I am staying at Peartree House B&B and for at least 2 nights I have been the only guest. On the other ocasions two younger men stayed here to play golf at a famous local course. The fact that the weather changed dramtically and rapidly from sun to snow, several times in a day, all the time with fierce biting winds, more then enough to freeze one’s balls, appeared to them to be an adventure.
Being the sole guest means that I can blow my Recorder with gay abandon.
My shorts remain at the bottom of my backpack! Quentin has lent me a very thick coat for the duration. I have not even contemplated mounting the hybrid bike that a local retired policeman had lent to Quentin, assuming that I was going to meander around the English countryside and traverse Hadrians wall. Not bloody likely. We did walks to some impressive Roman ruins near to Corbridge.
We explored the Villages of Hexham and its’ Abbey and Durham and its’ cathedral. Durham is a university town as is Cambridge and Oxford. The scene of the Cathedral bulit on the heights above the River is the subject of a famous painting by Turner.
Janet is a great cook and we have had some wonderful  home cooking as well as one night out at the local pub with a retired couple, who are good friends. Bob, in retirement has taken up cycling. They are planning to tour Australia  and spend a month in Adelaide in January. I have promised them a bike and rides.
Today I leave for Edinburgh, not without a degree  of apprehension as it 100 miles closer to the Artic Circle.
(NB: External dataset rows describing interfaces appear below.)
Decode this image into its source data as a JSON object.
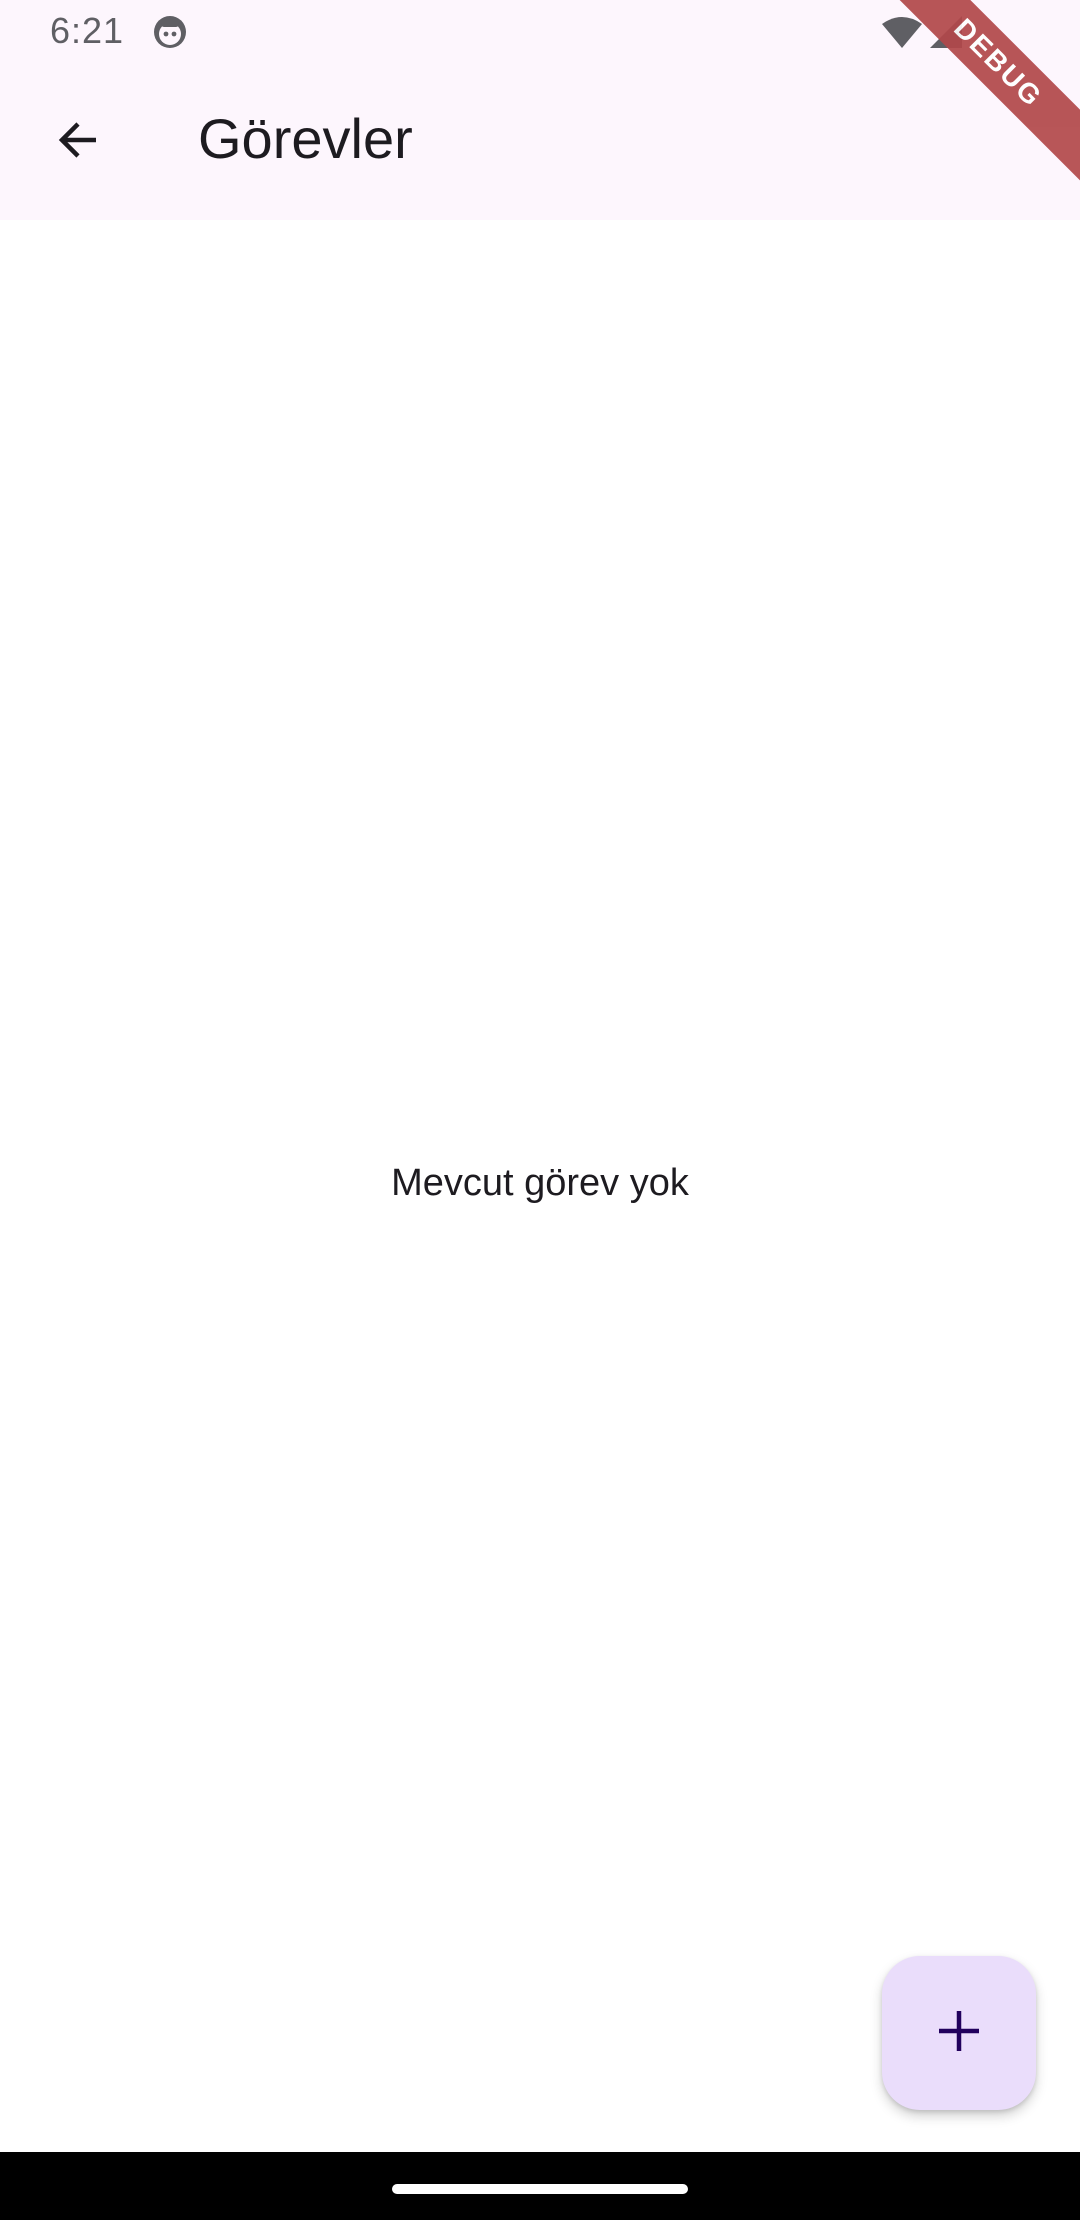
{
  "status_bar": {
    "time": "6:21",
    "icons": [
      "app-notification-icon",
      "wifi-icon",
      "cell-signal-icon"
    ]
  },
  "app_bar": {
    "back_icon": "arrow-back-icon",
    "title": "Görevler"
  },
  "debug_banner": {
    "label": "DEBUG",
    "color": "#b2484a"
  },
  "main": {
    "empty_message": "Mevcut görev yok"
  },
  "fab": {
    "icon": "plus-icon",
    "background": "#eaddfb",
    "icon_color": "#21005d"
  },
  "colors": {
    "app_bar_background": "#fdf6fd",
    "text_primary": "#1d1b20"
  }
}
Part of the Durham Cathedral and square


another shot of the Cathedral


the Cathedral and the scene painted by Turner

No derogatory remarks about food pictures and the iPhone! Its breakfast at The PearTree. Eggs from the owners chooks!